Andrew Rasmussen Conducts COVID-19 Behaviors Survey at Fordham

Andrew Rasmussen surveys Fordham students about COVID-19 behaviors. (Courtesy of Fordham University)

Andrew Rasmussen surveys Fordham students about COVID-19 behaviors. (Courtesy of Fordham University)

Sebastian Diaz, Assistant News Editor

Dr. Andrew Rasmussen, an associate professor of psychology at Fordham’s Rose Hill campus, has created a comprehensive survey that seeks to understand students’ COVID-19 health behaviors as well as their expectations for the health behaviors in the community around them. 

The survey was sent out to students using Fordham University email addresses in mid-February. Rasmussen said via email that he hopes to get as many students to complete the survey as possible. 

The team behind the survey consists of more than just Rasmussen.
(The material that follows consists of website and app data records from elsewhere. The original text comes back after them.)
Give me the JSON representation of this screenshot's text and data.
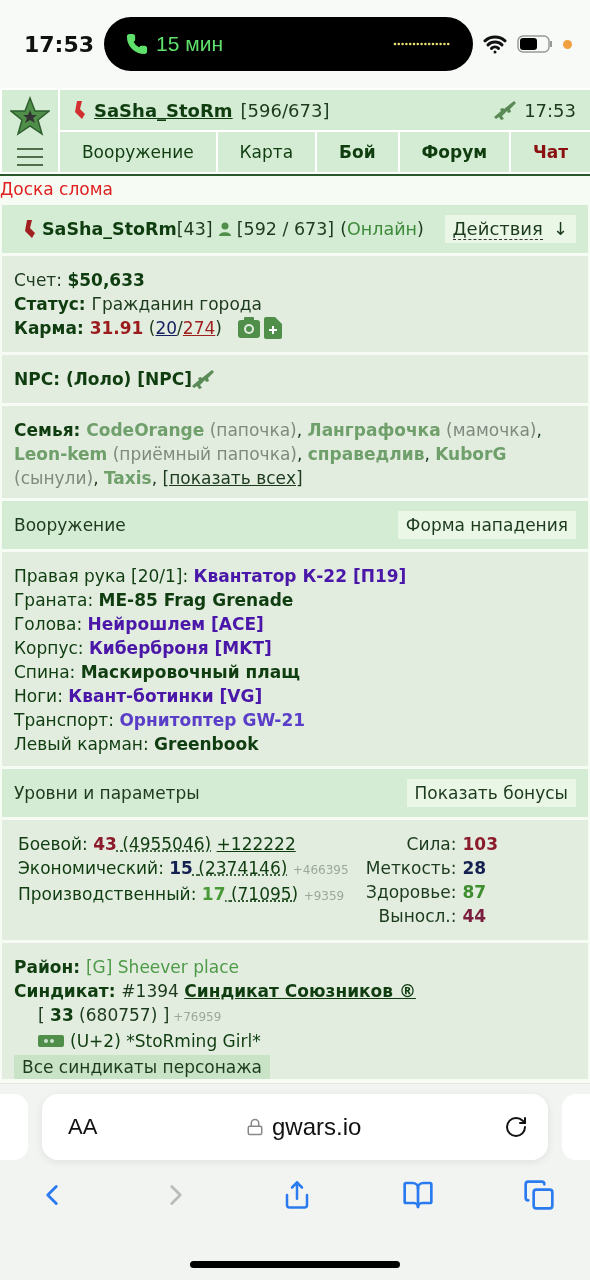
{
  "status_bar": {
    "time": "17:53",
    "call": "15 мин"
  },
  "header": {
    "player": "SaSha_StoRm",
    "hp": "[596/673]",
    "time": "17:53",
    "tabs": [
      {
        "label": "Вооружение",
        "kind": "normal"
      },
      {
        "label": "Карта",
        "kind": "normal"
      },
      {
        "label": "Бой",
        "kind": "bold"
      },
      {
        "label": "Форум",
        "kind": "bold"
      },
      {
        "label": "Чат",
        "kind": "alert"
      }
    ]
  },
  "notice": "Доска слома",
  "profile": {
    "name": "SaSha_StoRm",
    "level": "[43]",
    "hp": "[592 / 673]",
    "status": [
      {
        "text": "(",
        "kind": "plain"
      },
      {
        "text": "Онлайн",
        "kind": "online"
      },
      {
        "text": ")",
        "kind": "plain"
      }
    ],
    "actions": "Действия",
    "actions_arrow": "↓"
  },
  "sections": [
    {
      "kind": "account",
      "lines": [
        [
          {
            "text": "Счет: ",
            "kind": "plain"
          },
          {
            "text": "$50,633",
            "kind": "value"
          }
        ],
        [
          {
            "text": "Статус: ",
            "kind": "label"
          },
          {
            "text": "Гражданин города",
            "kind": "plain"
          }
        ],
        [
          {
            "text": "Карма: ",
            "kind": "label"
          },
          {
            "text": "31.91",
            "kind": "red"
          },
          {
            "text": " (",
            "kind": "plain"
          },
          {
            "text": "20",
            "kind": "navy",
            "link": true
          },
          {
            "text": "/",
            "kind": "plain"
          },
          {
            "text": "274",
            "kind": "darkred",
            "link": true
          },
          {
            "text": ")",
            "kind": "plain"
          }
        ]
      ]
    },
    {
      "kind": "npc",
      "lines": [
        [
          {
            "text": "NPC: (Лоло) [NPC]",
            "kind": "label"
          }
        ]
      ]
    },
    {
      "kind": "family",
      "lines": [
        [
          {
            "text": "Семья: ",
            "kind": "label"
          },
          {
            "text": "CodeOrange",
            "kind": "family"
          },
          {
            "text": " (папочка)",
            "kind": "muted"
          },
          {
            "text": ", ",
            "kind": "plain"
          },
          {
            "text": "Ланграфочка",
            "kind": "family"
          },
          {
            "text": " (мамочка)",
            "kind": "muted"
          },
          {
            "text": ", ",
            "kind": "plain"
          },
          {
            "text": "Leon-kem",
            "kind": "family"
          },
          {
            "text": " (приёмный папочка)",
            "kind": "muted"
          },
          {
            "text": ", ",
            "kind": "plain"
          },
          {
            "text": "справедлив",
            "kind": "family"
          },
          {
            "text": ", ",
            "kind": "plain"
          },
          {
            "text": "KuborG",
            "kind": "family"
          },
          {
            "text": " (сынули)",
            "kind": "muted"
          },
          {
            "text": ", ",
            "kind": "plain"
          },
          {
            "text": "Taxis",
            "kind": "family"
          },
          {
            "text": ", ",
            "kind": "plain"
          },
          {
            "text": "[показать всех]",
            "kind": "plain",
            "link": true
          }
        ]
      ]
    },
    {
      "kind": "panel",
      "title": "Вооружение",
      "button": "Форма нападения"
    },
    {
      "kind": "equipment",
      "items": [
        {
          "slot": "Правая рука [20/1]:",
          "item": "Квантатор К-22 [П19]",
          "color": "#4a17a8"
        },
        {
          "slot": "Граната:",
          "item": "ME-85 Frag Grenade",
          "color": "#0f3d0f"
        },
        {
          "slot": "Голова:",
          "item": "Нейрошлем [ACE]",
          "color": "#4a17a8"
        },
        {
          "slot": "Корпус:",
          "item": "Киберброня [MKT]",
          "color": "#4a17a8"
        },
        {
          "slot": "Спина:",
          "item": "Маскировочный плащ",
          "color": "#0f3d0f"
        },
        {
          "slot": "Ноги:",
          "item": "Квант-ботинки [VG]",
          "color": "#4a17a8"
        },
        {
          "slot": "Транспорт:",
          "item": "Орнитоптер GW-21",
          "color": "#5a3ec8"
        },
        {
          "slot": "Левый карман:",
          "item": "Greenbook",
          "color": "#0f3d0f"
        }
      ]
    },
    {
      "kind": "panel",
      "title": "Уровни и параметры",
      "button": "Показать бонусы"
    },
    {
      "kind": "levels",
      "skills": [
        {
          "name": "Боевой:",
          "level": "43",
          "exp": "(4955046)",
          "gain": "+122222",
          "kind": "link",
          "color": "#8b1a2b"
        },
        {
          "name": "Экономический:",
          "level": "15",
          "exp": "(2374146)",
          "gain": "+466395",
          "kind": "note",
          "color": "#14204f"
        },
        {
          "name": "Производственный:",
          "level": "17",
          "exp": "(71095)",
          "gain": "+9359",
          "kind": "note",
          "color": "#4a9a3a"
        }
      ],
      "stats": [
        {
          "name": "Сила:",
          "value": "103",
          "color": "#8b1a2b"
        },
        {
          "name": "Меткость:",
          "value": "28",
          "color": "#14204f"
        },
        {
          "name": "Здоровье:",
          "value": "87",
          "color": "#3e8e2e"
        },
        {
          "name": "Выносл.:",
          "value": "44",
          "color": "#7a1f3d"
        }
      ]
    },
    {
      "kind": "syndicate",
      "lines": [
        [
          {
            "text": "Район: ",
            "kind": "label"
          },
          {
            "text": "[G] Sheever place",
            "kind": "greentext"
          }
        ],
        [
          {
            "text": "Синдикат: ",
            "kind": "label"
          },
          {
            "text": "#1394 ",
            "kind": "plain"
          },
          {
            "text": "Синдикат Союзников ®",
            "kind": "label",
            "link": true
          }
        ]
      ],
      "level_line": [
        {
          "text": "[ ",
          "kind": "plain"
        },
        {
          "text": "33",
          "kind": "value"
        },
        {
          "text": " (680757) ]",
          "kind": "plain"
        },
        {
          "text": " +76959",
          "kind": "faded"
        }
      ],
      "rank": "(U+2) *StoRming Girl*",
      "button": "Все синдикаты персонажа"
    }
  ],
  "browser": {
    "text_size": "AA",
    "address": "gwars.io"
  }
}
Two undergraduate students at Rose Hill, Casey Franklin, FCRH ’21 and Ruby Setara, FCRH ’23, are also involved in the research and data collection.
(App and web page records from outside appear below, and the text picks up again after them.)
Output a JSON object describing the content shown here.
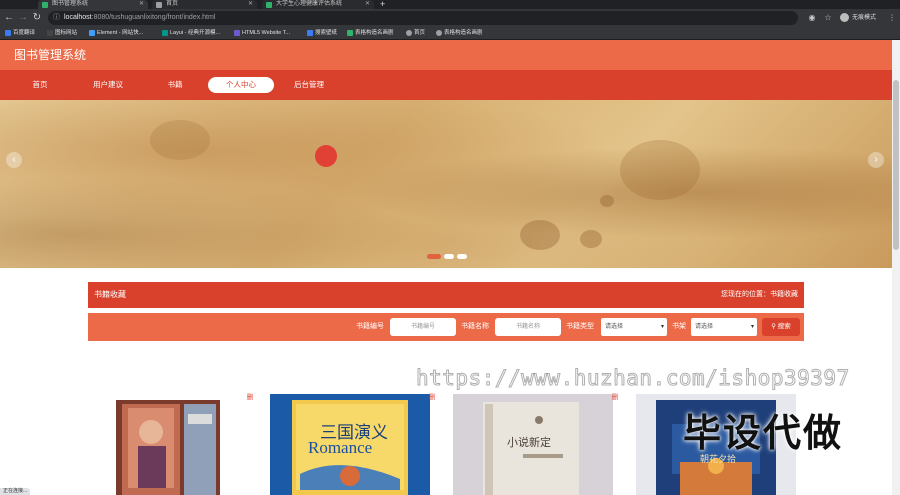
{
  "browser": {
    "tabs": [
      {
        "label": "图书管理系统",
        "favicon_color": "#2fb36b"
      },
      {
        "label": "首页",
        "favicon_color": "#9aa0a6"
      },
      {
        "label": "大学生心理健康评估系统",
        "favicon_color": "#2fb36b"
      }
    ],
    "url_host": "localhost",
    "url_path": ":8080/tushuguanlixitong/front/index.html",
    "profile_label": "无痕模式",
    "bookmarks": [
      {
        "label": "百度翻译",
        "color": "#3b7cf5"
      },
      {
        "label": "图标网站",
        "color": "#444"
      },
      {
        "label": "Element - 网站快...",
        "color": "#409eff"
      },
      {
        "label": "Layui - 经典开源模...",
        "color": "#009688"
      },
      {
        "label": "HTML5 Website T...",
        "color": "#6a5acd"
      },
      {
        "label": "搜索壁纸",
        "color": "#3b7cf5"
      },
      {
        "label": "表格构造名画剧",
        "color": "#2fb36b"
      },
      {
        "label": "首页",
        "color": "#9aa0a6"
      },
      {
        "label": "表格构造名画剧",
        "color": "#9aa0a6"
      }
    ]
  },
  "site": {
    "title": "图书管理系统",
    "nav": [
      "首页",
      "用户建议",
      "书籍",
      "个人中心",
      "后台管理"
    ],
    "active_nav": "个人中心"
  },
  "section": {
    "title": "书籍收藏",
    "breadcrumb": "您现在的位置：书籍收藏"
  },
  "search": {
    "fields": [
      {
        "label": "书籍编号",
        "placeholder": "书籍编号"
      },
      {
        "label": "书籍名称",
        "placeholder": "书籍名称"
      }
    ],
    "type_label": "书籍类型",
    "type_value": "请选择",
    "shelf_label": "书架",
    "shelf_value": "请选择",
    "button_label": "搜索"
  },
  "books": [
    {
      "delete_label": "删",
      "cover_title": ""
    },
    {
      "delete_label": "删",
      "cover_title": "三国演义",
      "cover_subtitle": "Romance"
    },
    {
      "delete_label": "删",
      "cover_title": "小说新定"
    },
    {
      "delete_label": "删",
      "cover_title": "朝花夕拾"
    }
  ],
  "watermark": {
    "url": "https://www.huzhan.com/ishop39397",
    "text": "毕设代做"
  },
  "status_text": "正在连接..."
}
Ideas for the survey began to form very early in the pandemic. “In the first months of this pandemic, it became apparent that different people had different perceptions of risk,” Rasmussen said. 
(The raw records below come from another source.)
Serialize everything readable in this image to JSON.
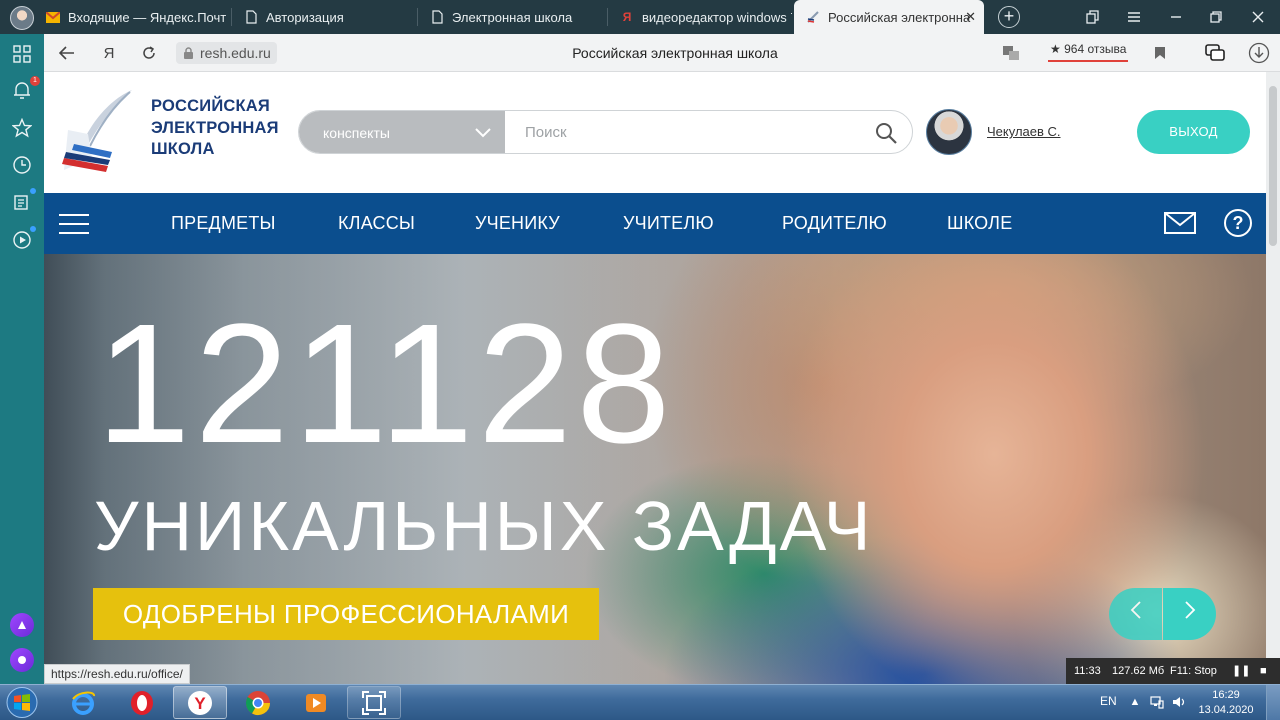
{
  "browser": {
    "tabs": [
      {
        "label": "Входящие — Яндекс.Почт",
        "favicon": "mail-icon"
      },
      {
        "label": "Авторизация",
        "favicon": "page-icon"
      },
      {
        "label": "Электронная школа",
        "favicon": "page-icon"
      },
      {
        "label": "видеоредактор windows 7",
        "favicon": "yandex-icon"
      },
      {
        "label": "Российская электронна",
        "favicon": "resh-icon",
        "active": true
      }
    ],
    "new_tab": "+",
    "address": {
      "url": "resh.edu.ru",
      "page_title": "Российская электронная школа",
      "reviews": "★ 964 отзыва"
    },
    "notification_count": "1",
    "status_link": "https://resh.edu.ru/office/"
  },
  "site": {
    "logo_lines": [
      "РОССИЙСКАЯ",
      "ЭЛЕКТРОННАЯ",
      "ШКОЛА"
    ],
    "search": {
      "category": "конспекты",
      "placeholder": "Поиск"
    },
    "user_name": "Чекулаев С.",
    "logout": "выход",
    "nav": [
      "ПРЕДМЕТЫ",
      "КЛАССЫ",
      "УЧЕНИКУ",
      "УЧИТЕЛЮ",
      "РОДИТЕЛЮ",
      "ШКОЛЕ"
    ],
    "hero": {
      "count": "121128",
      "title": "УНИКАЛЬНЫХ ЗАДАЧ",
      "badge": "ОДОБРЕНЫ ПРОФЕССИОНАЛАМИ"
    }
  },
  "recorder": {
    "time": "11:33",
    "size": "127.62 Мб",
    "hint": "F11: Stop"
  },
  "taskbar": {
    "lang": "EN",
    "time": "16:29",
    "date": "13.04.2020"
  },
  "colors": {
    "brand_blue": "#0b4e8e",
    "accent_teal": "#39d0c3",
    "badge_yellow": "#e6c10d"
  }
}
Franklin, who is interested in public health, reached out to Rasmussen about researching risk perceptions surrounding COVID-19. The two concluded that risk perception varies more than between individuals and that perceptions of risk could be categorized by cultural groups. 

“Given that culture and psychology is a central theme in my research, I wanted to investigate how different culturally-based ways of thinking about the self would be associated with different levels of risk,” said Rasmussen.

At the beginning of the fall semester, Setara joined the research team. She offered her perspective on how her life at Fordham was similar to her life at home in Parkchester, a neighborhood in the Bronx. 

When Rasmussen began to teach classes at both Rose Hill and Lincoln Center in the fall, his in-person lecture groups’ small size versus the larger population attending his classes virtually reignited Rasmussen’s interest in the risk perception issue. The two groups had created a clear point of contrast for different risk perceptions, said Rasmussen.

In writing the survey questions, the research trio looked to prior questionnaires that have already been researched (such as the Perceived Stress Scale) in addition to brainstorming new questions. Not many questionnaires regarding COVID-19 risk perceptions have been studied, Rasmussen explained. The team took inspiration from other measures in health psychology. Rasmussen noted cancer risk and flu risk perception surveys as being thematically similar.

“I’d like to be able to discuss which values and ideas are associated with safe behaviors, in order to know which values and ideas we should be emphasizing when students arrive on campus in late August,” Rasmussen said. “Risk perception is a larger struggle the nation as a whole has been going through for a year now.”

Epidemiological studies can give important insight into what behaviors are objectively riskier than others, said Rasmussen. However, risk probabilities are ultimately determined by public perception. 

“What people do comes down to what people feel is risky or not, and what they think other people think is risky,” said Rasmussen. “And when you involve what other people think, right there, culture-based attitudes come into play.”

With all this in mind, the research team created a survey that contains questions about risk perception, social norms within a community, how behaviors related to COVID-19 are perceived and living situations.

Students can find the survey here. The survey typically takes 15 to 20 minutes to complete, according to Rasmussen. All participants are entered into a raffle for a $50 cash prize.